──────── Given information ────────
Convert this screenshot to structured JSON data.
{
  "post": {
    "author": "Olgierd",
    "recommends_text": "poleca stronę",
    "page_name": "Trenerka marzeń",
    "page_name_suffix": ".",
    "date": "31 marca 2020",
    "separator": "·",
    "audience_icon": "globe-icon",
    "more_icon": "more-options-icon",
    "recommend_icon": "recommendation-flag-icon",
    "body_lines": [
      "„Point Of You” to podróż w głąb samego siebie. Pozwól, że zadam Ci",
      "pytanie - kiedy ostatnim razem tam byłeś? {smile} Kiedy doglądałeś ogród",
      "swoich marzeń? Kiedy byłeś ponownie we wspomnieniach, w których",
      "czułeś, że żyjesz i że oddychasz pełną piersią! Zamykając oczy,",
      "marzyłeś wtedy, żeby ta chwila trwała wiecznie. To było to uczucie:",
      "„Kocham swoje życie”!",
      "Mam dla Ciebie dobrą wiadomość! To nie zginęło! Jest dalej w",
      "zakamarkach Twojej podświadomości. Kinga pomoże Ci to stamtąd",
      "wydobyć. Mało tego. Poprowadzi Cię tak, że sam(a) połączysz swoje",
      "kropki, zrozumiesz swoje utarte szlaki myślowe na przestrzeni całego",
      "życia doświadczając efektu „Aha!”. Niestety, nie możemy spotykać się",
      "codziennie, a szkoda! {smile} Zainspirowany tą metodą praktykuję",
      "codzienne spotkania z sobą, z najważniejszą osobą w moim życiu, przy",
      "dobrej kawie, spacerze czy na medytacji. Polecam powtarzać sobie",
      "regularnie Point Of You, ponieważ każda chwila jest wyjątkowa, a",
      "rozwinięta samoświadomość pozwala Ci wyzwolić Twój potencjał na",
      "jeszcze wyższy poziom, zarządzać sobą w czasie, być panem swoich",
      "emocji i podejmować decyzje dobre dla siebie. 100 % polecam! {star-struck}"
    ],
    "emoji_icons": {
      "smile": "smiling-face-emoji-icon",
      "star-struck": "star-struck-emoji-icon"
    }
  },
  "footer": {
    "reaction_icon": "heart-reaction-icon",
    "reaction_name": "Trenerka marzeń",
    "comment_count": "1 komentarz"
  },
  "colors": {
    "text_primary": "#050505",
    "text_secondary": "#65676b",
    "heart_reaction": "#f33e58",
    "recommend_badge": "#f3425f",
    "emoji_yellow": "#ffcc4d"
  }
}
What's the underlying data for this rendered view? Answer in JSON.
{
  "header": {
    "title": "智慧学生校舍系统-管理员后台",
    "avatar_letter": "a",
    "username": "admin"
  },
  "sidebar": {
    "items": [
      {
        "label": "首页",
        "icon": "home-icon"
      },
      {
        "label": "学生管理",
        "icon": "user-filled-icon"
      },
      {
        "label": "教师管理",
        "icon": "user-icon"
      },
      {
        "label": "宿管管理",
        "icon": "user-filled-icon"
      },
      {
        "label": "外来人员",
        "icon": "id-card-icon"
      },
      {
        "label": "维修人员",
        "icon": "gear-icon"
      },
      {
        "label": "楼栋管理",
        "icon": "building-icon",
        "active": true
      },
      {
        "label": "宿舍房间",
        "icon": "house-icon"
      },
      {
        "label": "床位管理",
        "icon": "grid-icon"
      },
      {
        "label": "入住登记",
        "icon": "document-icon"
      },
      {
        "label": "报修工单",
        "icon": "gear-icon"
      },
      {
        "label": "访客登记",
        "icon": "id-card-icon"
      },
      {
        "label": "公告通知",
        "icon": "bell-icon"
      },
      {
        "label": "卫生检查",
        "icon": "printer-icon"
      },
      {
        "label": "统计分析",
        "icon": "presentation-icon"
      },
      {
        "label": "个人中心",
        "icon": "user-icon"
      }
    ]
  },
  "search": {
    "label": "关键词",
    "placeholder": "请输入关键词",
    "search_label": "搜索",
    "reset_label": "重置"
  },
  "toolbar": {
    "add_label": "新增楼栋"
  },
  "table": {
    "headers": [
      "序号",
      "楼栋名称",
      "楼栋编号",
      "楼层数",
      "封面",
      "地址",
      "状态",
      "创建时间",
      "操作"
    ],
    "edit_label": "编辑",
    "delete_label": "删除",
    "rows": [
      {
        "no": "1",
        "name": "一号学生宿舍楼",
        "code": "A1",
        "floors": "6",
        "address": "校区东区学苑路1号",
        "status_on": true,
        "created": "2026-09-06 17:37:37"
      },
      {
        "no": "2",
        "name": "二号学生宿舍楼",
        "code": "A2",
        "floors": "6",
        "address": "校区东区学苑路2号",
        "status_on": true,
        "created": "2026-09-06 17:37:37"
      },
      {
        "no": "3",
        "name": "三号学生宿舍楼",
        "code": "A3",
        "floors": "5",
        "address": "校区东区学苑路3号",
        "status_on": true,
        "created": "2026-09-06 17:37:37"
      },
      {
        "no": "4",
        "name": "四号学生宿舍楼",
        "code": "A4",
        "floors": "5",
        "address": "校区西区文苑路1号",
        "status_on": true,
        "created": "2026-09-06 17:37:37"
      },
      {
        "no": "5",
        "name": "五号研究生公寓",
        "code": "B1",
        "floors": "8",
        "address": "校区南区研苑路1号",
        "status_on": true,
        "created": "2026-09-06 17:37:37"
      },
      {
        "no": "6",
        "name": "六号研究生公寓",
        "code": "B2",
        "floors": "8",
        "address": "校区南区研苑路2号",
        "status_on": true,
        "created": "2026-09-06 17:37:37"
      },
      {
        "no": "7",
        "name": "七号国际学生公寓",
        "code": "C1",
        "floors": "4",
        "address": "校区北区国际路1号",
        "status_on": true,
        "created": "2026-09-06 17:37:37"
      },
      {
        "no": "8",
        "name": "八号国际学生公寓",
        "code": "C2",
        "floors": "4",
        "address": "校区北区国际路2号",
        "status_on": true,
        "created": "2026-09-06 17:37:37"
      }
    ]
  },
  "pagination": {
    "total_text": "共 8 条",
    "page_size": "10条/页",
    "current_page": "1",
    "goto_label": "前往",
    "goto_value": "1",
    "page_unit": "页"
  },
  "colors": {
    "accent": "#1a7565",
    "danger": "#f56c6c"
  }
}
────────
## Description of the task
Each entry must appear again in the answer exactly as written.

## Response
Convert this screenshot to structured JSON data.
{
  "post": {
    "author": "Olgierd",
    "recommends_text": "poleca stronę",
    "page_name": "Trenerka marzeń",
    "page_name_suffix": ".",
    "date": "31 marca 2020",
    "separator": "·",
    "audience_icon": "globe-icon",
    "more_icon": "more-options-icon",
    "recommend_icon": "recommendation-flag-icon",
    "body_lines": [
      "„Point Of You” to podróż w głąb samego siebie. Pozwól, że zadam Ci",
      "pytanie - kiedy ostatnim razem tam byłeś? {smile} Kiedy doglądałeś ogród",
      "swoich marzeń? Kiedy byłeś ponownie we wspomnieniach, w których",
      "czułeś, że żyjesz i że oddychasz pełną piersią! Zamykając oczy,",
      "marzyłeś wtedy, żeby ta chwila trwała wiecznie. To było to uczucie:",
      "„Kocham swoje życie”!",
      "Mam dla Ciebie dobrą wiadomość! To nie zginęło! Jest dalej w",
      "zakamarkach Twojej podświadomości. Kinga pomoże Ci to stamtąd",
      "wydobyć. Mało tego. Poprowadzi Cię tak, że sam(a) połączysz swoje",
      "kropki, zrozumiesz swoje utarte szlaki myślowe na przestrzeni całego",
      "życia doświadczając efektu „Aha!”. Niestety, nie możemy spotykać się",
      "codziennie, a szkoda! {smile} Zainspirowany tą metodą praktykuję",
      "codzienne spotkania z sobą, z najważniejszą osobą w moim życiu, przy",
      "dobrej kawie, spacerze czy na medytacji. Polecam powtarzać sobie",
      "regularnie Point Of You, ponieważ każda chwila jest wyjątkowa, a",
      "rozwinięta samoświadomość pozwala Ci wyzwolić Twój potencjał na",
      "jeszcze wyższy poziom, zarządzać sobą w czasie, być panem swoich",
      "emocji i podejmować decyzje dobre dla siebie. 100 % polecam! {star-struck}"
    ],
    "emoji_icons": {
      "smile": "smiling-face-emoji-icon",
      "star-struck": "star-struck-emoji-icon"
    }
  },
  "footer": {
    "reaction_icon": "heart-reaction-icon",
    "reaction_name": "Trenerka marzeń",
    "comment_count": "1 komentarz"
  },
  "colors": {
    "text_primary": "#050505",
    "text_secondary": "#65676b",
    "heart_reaction": "#f33e58",
    "recommend_badge": "#f3425f",
    "emoji_yellow": "#ffcc4d"
  }
}
What's the underlying data for this rendered view? Answer in JSON.
{
  "header": {
    "title": "智慧学生校舍系统-管理员后台",
    "avatar_letter": "a",
    "username": "admin"
  },
  "sidebar": {
    "items": [
      {
        "label": "首页",
        "icon": "home-icon"
      },
      {
        "label": "学生管理",
        "icon": "user-filled-icon"
      },
      {
        "label": "教师管理",
        "icon": "user-icon"
      },
      {
        "label": "宿管管理",
        "icon": "user-filled-icon"
      },
      {
        "label": "外来人员",
        "icon": "id-card-icon"
      },
      {
        "label": "维修人员",
        "icon": "gear-icon"
      },
      {
        "label": "楼栋管理",
        "icon": "building-icon",
        "active": true
      },
      {
        "label": "宿舍房间",
        "icon": "house-icon"
      },
      {
        "label": "床位管理",
        "icon": "grid-icon"
      },
      {
        "label": "入住登记",
        "icon": "document-icon"
      },
      {
        "label": "报修工单",
        "icon": "gear-icon"
      },
      {
        "label": "访客登记",
        "icon": "id-card-icon"
      },
      {
        "label": "公告通知",
        "icon": "bell-icon"
      },
      {
        "label": "卫生检查",
        "icon": "printer-icon"
      },
      {
        "label": "统计分析",
        "icon": "presentation-icon"
      },
      {
        "label": "个人中心",
        "icon": "user-icon"
      }
    ]
  },
  "search": {
    "label": "关键词",
    "placeholder": "请输入关键词",
    "search_label": "搜索",
    "reset_label": "重置"
  },
  "toolbar": {
    "add_label": "新增楼栋"
  },
  "table": {
    "headers": [
      "序号",
      "楼栋名称",
      "楼栋编号",
      "楼层数",
      "封面",
      "地址",
      "状态",
      "创建时间",
      "操作"
    ],
    "edit_label": "编辑",
    "delete_label": "删除",
    "rows": [
      {
        "no": "1",
        "name": "一号学生宿舍楼",
        "code": "A1",
        "floors": "6",
        "address": "校区东区学苑路1号",
        "status_on": true,
        "created": "2026-09-06 17:37:37"
      },
      {
        "no": "2",
        "name": "二号学生宿舍楼",
        "code": "A2",
        "floors": "6",
        "address": "校区东区学苑路2号",
        "status_on": true,
        "created": "2026-09-06 17:37:37"
      },
      {
        "no": "3",
        "name": "三号学生宿舍楼",
        "code": "A3",
        "floors": "5",
        "address": "校区东区学苑路3号",
        "status_on": true,
        "created": "2026-09-06 17:37:37"
      },
      {
        "no": "4",
        "name": "四号学生宿舍楼",
        "code": "A4",
        "floors": "5",
        "address": "校区西区文苑路1号",
        "status_on": true,
        "created": "2026-09-06 17:37:37"
      },
      {
        "no": "5",
        "name": "五号研究生公寓",
        "code": "B1",
        "floors": "8",
        "address": "校区南区研苑路1号",
        "status_on": true,
        "created": "2026-09-06 17:37:37"
      },
      {
        "no": "6",
        "name": "六号研究生公寓",
        "code": "B2",
        "floors": "8",
        "address": "校区南区研苑路2号",
        "status_on": true,
        "created": "2026-09-06 17:37:37"
      },
      {
        "no": "7",
        "name": "七号国际学生公寓",
        "code": "C1",
        "floors": "4",
        "address": "校区北区国际路1号",
        "status_on": true,
        "created": "2026-09-06 17:37:37"
      },
      {
        "no": "8",
        "name": "八号国际学生公寓",
        "code": "C2",
        "floors": "4",
        "address": "校区北区国际路2号",
        "status_on": true,
        "created": "2026-09-06 17:37:37"
      }
    ]
  },
  "pagination": {
    "total_text": "共 8 条",
    "page_size": "10条/页",
    "current_page": "1",
    "goto_label": "前往",
    "goto_value": "1",
    "page_unit": "页"
  },
  "colors": {
    "accent": "#1a7565",
    "danger": "#f56c6c"
  }
}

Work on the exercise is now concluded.